In semantic tasks, sex-related categorical differences, in the form of better processing of fruits and vegetables by women and of artifacts (human-made objects) and animals by men, have been reported both in healthy participants and in brain-damaged patients. Researchers' interpretation of these sex-related categorical asymmetries has, however, been controversial, being connected with the more general (innatist versus experience-dependent) interpretations that had been given of the mechanisms subsuming the categorical organization of the brain. I begin this review with a brief reminder of the debate between supporters of the innatist and the experience-related accounts of categorical brain organization. Then I summarize results that have documented a preference by women for fruits and vegetables and a preference by men for artifacts and animals, and I discuss the innatist and social role-related interpretations that have been given of these results. I conclude that sex-related categorical effects disappear in generations in which the traditional social roles have almost completely disappeared, and these differences are not seen in young individuals raised in societies that emphasize sex equality.

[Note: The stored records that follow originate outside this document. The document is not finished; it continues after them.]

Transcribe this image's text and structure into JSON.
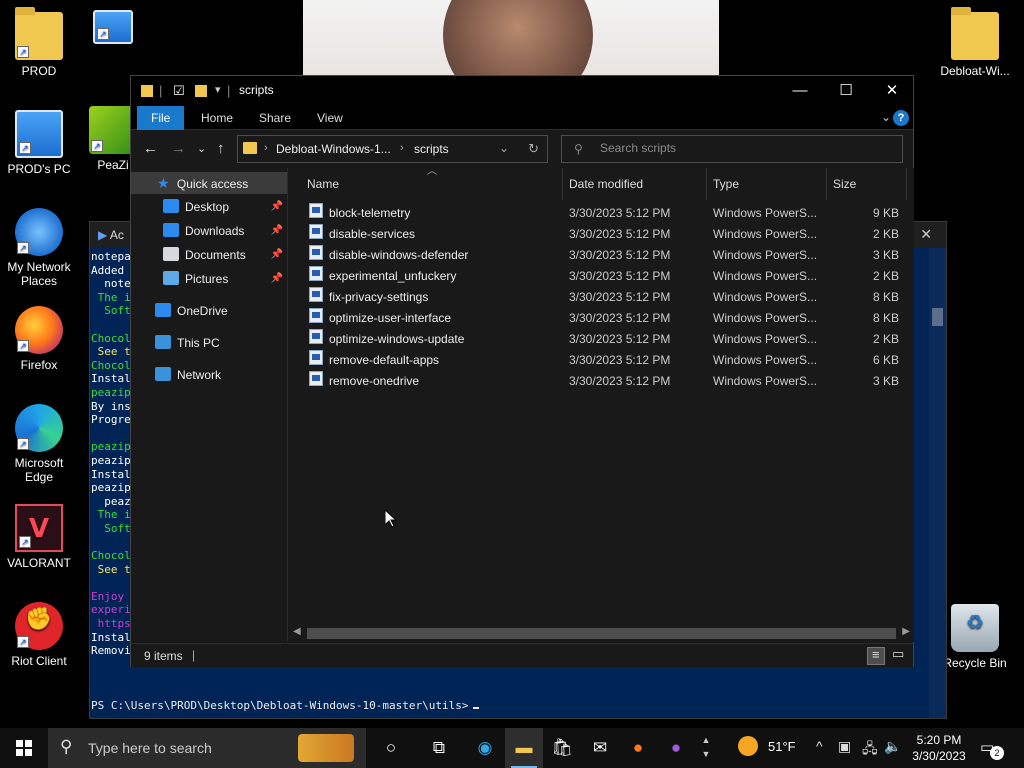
{
  "desktop": {
    "icons": [
      {
        "label": "PROD",
        "icon": "folder-icon"
      },
      {
        "label": "PROD's PC",
        "icon": "computer-icon"
      },
      {
        "label": "My Network Places",
        "icon": "network-icon"
      },
      {
        "label": "Firefox",
        "icon": "firefox-icon"
      },
      {
        "label": "Microsoft Edge",
        "icon": "edge-icon"
      },
      {
        "label": "VALORANT",
        "icon": "valorant-icon"
      },
      {
        "label": "Riot Client",
        "icon": "riot-client-icon"
      },
      {
        "label": "PeaZi",
        "icon": "peazip-icon"
      },
      {
        "label": "Debloat-Wi...",
        "icon": "folder-icon"
      },
      {
        "label": "Recycle Bin",
        "icon": "recycle-bin-icon"
      }
    ]
  },
  "powershell": {
    "title_fragment": "Ac",
    "lines": [
      {
        "text": "notepa",
        "color": "#ffffff"
      },
      {
        "text": "Added ",
        "color": "#ffffff"
      },
      {
        "text": "  note",
        "color": "#ffffff"
      },
      {
        "text": " The i",
        "color": "#3cdc3c"
      },
      {
        "text": "  Soft",
        "color": "#3cdc3c"
      },
      {
        "text": "",
        "color": "#ffffff"
      },
      {
        "text": "Chocol",
        "color": "#3cdc3c"
      },
      {
        "text": " See t",
        "color": "#f0e860"
      },
      {
        "text": "Chocol",
        "color": "#3cdc3c"
      },
      {
        "text": "Instal",
        "color": "#ffffff"
      },
      {
        "text": "peazip",
        "color": "#3cdc3c"
      },
      {
        "text": "By ins",
        "color": "#ffffff"
      },
      {
        "text": "Progre",
        "color": "#ffffff"
      },
      {
        "text": "",
        "color": "#ffffff"
      },
      {
        "text": "peazip",
        "color": "#3cdc3c"
      },
      {
        "text": "peazip",
        "color": "#ffffff"
      },
      {
        "text": "Instal",
        "color": "#ffffff"
      },
      {
        "text": "peazip",
        "color": "#ffffff"
      },
      {
        "text": "  peaz",
        "color": "#ffffff"
      },
      {
        "text": " The i",
        "color": "#3cdc3c"
      },
      {
        "text": "  Soft",
        "color": "#3cdc3c"
      },
      {
        "text": "",
        "color": "#ffffff"
      },
      {
        "text": "Chocol",
        "color": "#3cdc3c"
      },
      {
        "text": " See t",
        "color": "#f0e860"
      },
      {
        "text": "",
        "color": "#ffffff"
      },
      {
        "text": "Enjoy ",
        "color": "#d23cd2"
      },
      {
        "text": "experi",
        "color": "#d23cd2"
      },
      {
        "text": " https",
        "color": "#d23cd2"
      },
      {
        "text": "Instal",
        "color": "#ffffff"
      },
      {
        "text": "Removi",
        "color": "#ffffff"
      }
    ],
    "prompt": "PS C:\\Users\\PROD\\Desktop\\Debloat-Windows-10-master\\utils>"
  },
  "explorer": {
    "title": "scripts",
    "ribbon_tabs": [
      "File",
      "Home",
      "Share",
      "View"
    ],
    "address": {
      "crumbs": [
        "Debloat-Windows-1...",
        "scripts"
      ]
    },
    "search": {
      "placeholder": "Search scripts"
    },
    "nav": {
      "quick_access": "Quick access",
      "pinned": [
        "Desktop",
        "Downloads",
        "Documents",
        "Pictures"
      ],
      "onedrive": "OneDrive",
      "this_pc": "This PC",
      "network": "Network"
    },
    "columns": [
      "Name",
      "Date modified",
      "Type",
      "Size"
    ],
    "files": [
      {
        "name": "block-telemetry",
        "date": "3/30/2023 5:12 PM",
        "type": "Windows PowerS...",
        "size": "9 KB"
      },
      {
        "name": "disable-services",
        "date": "3/30/2023 5:12 PM",
        "type": "Windows PowerS...",
        "size": "2 KB"
      },
      {
        "name": "disable-windows-defender",
        "date": "3/30/2023 5:12 PM",
        "type": "Windows PowerS...",
        "size": "3 KB"
      },
      {
        "name": "experimental_unfuckery",
        "date": "3/30/2023 5:12 PM",
        "type": "Windows PowerS...",
        "size": "2 KB"
      },
      {
        "name": "fix-privacy-settings",
        "date": "3/30/2023 5:12 PM",
        "type": "Windows PowerS...",
        "size": "8 KB"
      },
      {
        "name": "optimize-user-interface",
        "date": "3/30/2023 5:12 PM",
        "type": "Windows PowerS...",
        "size": "8 KB"
      },
      {
        "name": "optimize-windows-update",
        "date": "3/30/2023 5:12 PM",
        "type": "Windows PowerS...",
        "size": "2 KB"
      },
      {
        "name": "remove-default-apps",
        "date": "3/30/2023 5:12 PM",
        "type": "Windows PowerS...",
        "size": "6 KB"
      },
      {
        "name": "remove-onedrive",
        "date": "3/30/2023 5:12 PM",
        "type": "Windows PowerS...",
        "size": "3 KB"
      }
    ],
    "status": {
      "item_count": "9 items"
    }
  },
  "taskbar": {
    "search_placeholder": "Type here to search",
    "weather": "51°F",
    "time": "5:20 PM",
    "date": "3/30/2023",
    "notification_count": "2"
  }
}
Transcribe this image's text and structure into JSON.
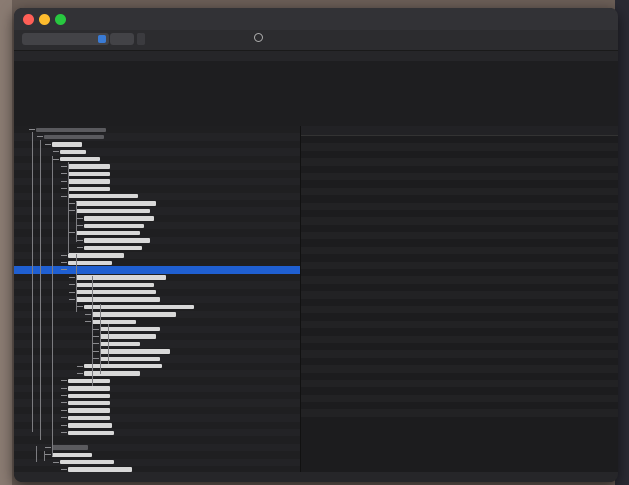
{
  "window": {
    "title": ""
  },
  "toolbar": {
    "plane_popup": "",
    "search_text": ""
  },
  "path": "",
  "info": {
    "name": "",
    "class_inheritance_label": "",
    "class_inheritance_value": "",
    "bundle_label": "",
    "bundle_value": ""
  },
  "tree": {
    "rows": [
      {
        "d": 1,
        "w": 70,
        "dim": true
      },
      {
        "d": 2,
        "w": 60,
        "dim": true
      },
      {
        "d": 3,
        "w": 30
      },
      {
        "d": 4,
        "w": 26
      },
      {
        "d": 4,
        "w": 40
      },
      {
        "d": 5,
        "w": 42
      },
      {
        "d": 5,
        "w": 42
      },
      {
        "d": 5,
        "w": 42
      },
      {
        "d": 5,
        "w": 42
      },
      {
        "d": 5,
        "w": 70
      },
      {
        "d": 6,
        "w": 80
      },
      {
        "d": 6,
        "w": 74
      },
      {
        "d": 7,
        "w": 70
      },
      {
        "d": 7,
        "w": 60
      },
      {
        "d": 6,
        "w": 64
      },
      {
        "d": 7,
        "w": 66
      },
      {
        "d": 7,
        "w": 58
      },
      {
        "d": 5,
        "w": 56
      },
      {
        "d": 5,
        "w": 44
      },
      {
        "d": 5,
        "w": 60,
        "sel": true,
        "label": ""
      },
      {
        "d": 6,
        "w": 90
      },
      {
        "d": 6,
        "w": 78
      },
      {
        "d": 6,
        "w": 80
      },
      {
        "d": 6,
        "w": 84
      },
      {
        "d": 7,
        "w": 110
      },
      {
        "d": 8,
        "w": 84
      },
      {
        "d": 8,
        "w": 44
      },
      {
        "d": 9,
        "w": 60
      },
      {
        "d": 9,
        "w": 56
      },
      {
        "d": 9,
        "w": 40
      },
      {
        "d": 9,
        "w": 70
      },
      {
        "d": 9,
        "w": 60
      },
      {
        "d": 7,
        "w": 78
      },
      {
        "d": 7,
        "w": 56
      },
      {
        "d": 5,
        "w": 42
      },
      {
        "d": 5,
        "w": 42
      },
      {
        "d": 5,
        "w": 42
      },
      {
        "d": 5,
        "w": 42
      },
      {
        "d": 5,
        "w": 42
      },
      {
        "d": 5,
        "w": 42
      },
      {
        "d": 5,
        "w": 44
      },
      {
        "d": 5,
        "w": 46
      },
      {
        "d": 0,
        "w": 0
      },
      {
        "d": 3,
        "w": 36,
        "dim": true
      },
      {
        "d": 3,
        "w": 40
      },
      {
        "d": 4,
        "w": 54
      },
      {
        "d": 5,
        "w": 64
      }
    ]
  },
  "properties": {
    "header": {
      "property": "",
      "type": "",
      "value": ""
    },
    "rows": [
      {
        "p": "",
        "t": "",
        "v": ""
      },
      {
        "p": "",
        "t": "",
        "v": ""
      },
      {
        "p": "",
        "t": "",
        "v": ""
      },
      {
        "p": "",
        "t": "",
        "v": ""
      },
      {
        "p": "",
        "t": "",
        "v": ""
      },
      {
        "p": "",
        "t": "",
        "v": ""
      },
      {
        "p": "",
        "t": "",
        "v": ""
      },
      {
        "p": "",
        "t": "",
        "v": ""
      },
      {
        "p": "",
        "t": "",
        "v": ""
      },
      {
        "p": "",
        "t": "",
        "v": ""
      },
      {
        "p": "",
        "t": "",
        "v": ""
      },
      {
        "p": "",
        "t": "",
        "v": ""
      },
      {
        "p": "",
        "t": "",
        "v": ""
      },
      {
        "p": "",
        "t": "",
        "v": ""
      },
      {
        "p": "",
        "t": "",
        "v": ""
      },
      {
        "p": "",
        "t": "",
        "v": ""
      },
      {
        "p": "",
        "t": "",
        "v": ""
      },
      {
        "p": "",
        "t": "",
        "v": ""
      },
      {
        "p": "",
        "t": "",
        "v": ""
      },
      {
        "p": "",
        "t": "",
        "v": ""
      },
      {
        "p": "",
        "t": "",
        "v": ""
      },
      {
        "p": "",
        "t": "",
        "v": ""
      },
      {
        "p": "",
        "t": "",
        "v": ""
      },
      {
        "p": "",
        "t": "",
        "v": ""
      },
      {
        "p": "",
        "t": "",
        "v": ""
      },
      {
        "p": "",
        "t": "",
        "v": ""
      },
      {
        "p": "",
        "t": "",
        "v": ""
      },
      {
        "p": "",
        "t": "",
        "v": ""
      },
      {
        "p": "",
        "t": "",
        "v": ""
      },
      {
        "p": "",
        "t": "",
        "v": ""
      },
      {
        "p": "",
        "t": "",
        "v": ""
      },
      {
        "p": "",
        "t": "",
        "v": ""
      },
      {
        "p": "",
        "t": "",
        "v": ""
      },
      {
        "p": "",
        "t": "",
        "v": ""
      },
      {
        "p": "",
        "t": "",
        "v": ""
      },
      {
        "p": "",
        "t": "",
        "v": ""
      },
      {
        "p": "",
        "t": "",
        "v": ""
      },
      {
        "p": "",
        "t": "",
        "v": ""
      },
      {
        "p": "",
        "t": "",
        "v": ""
      }
    ]
  },
  "status": "",
  "colors": {
    "selection": "#1f5fd1",
    "close": "#ff5f57",
    "minimize": "#febc2e",
    "zoom": "#28c840"
  }
}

- animal versus plantlife categories
- generational and cultural factors
- innatist model
- sex-related categorical effects
- traditional social roles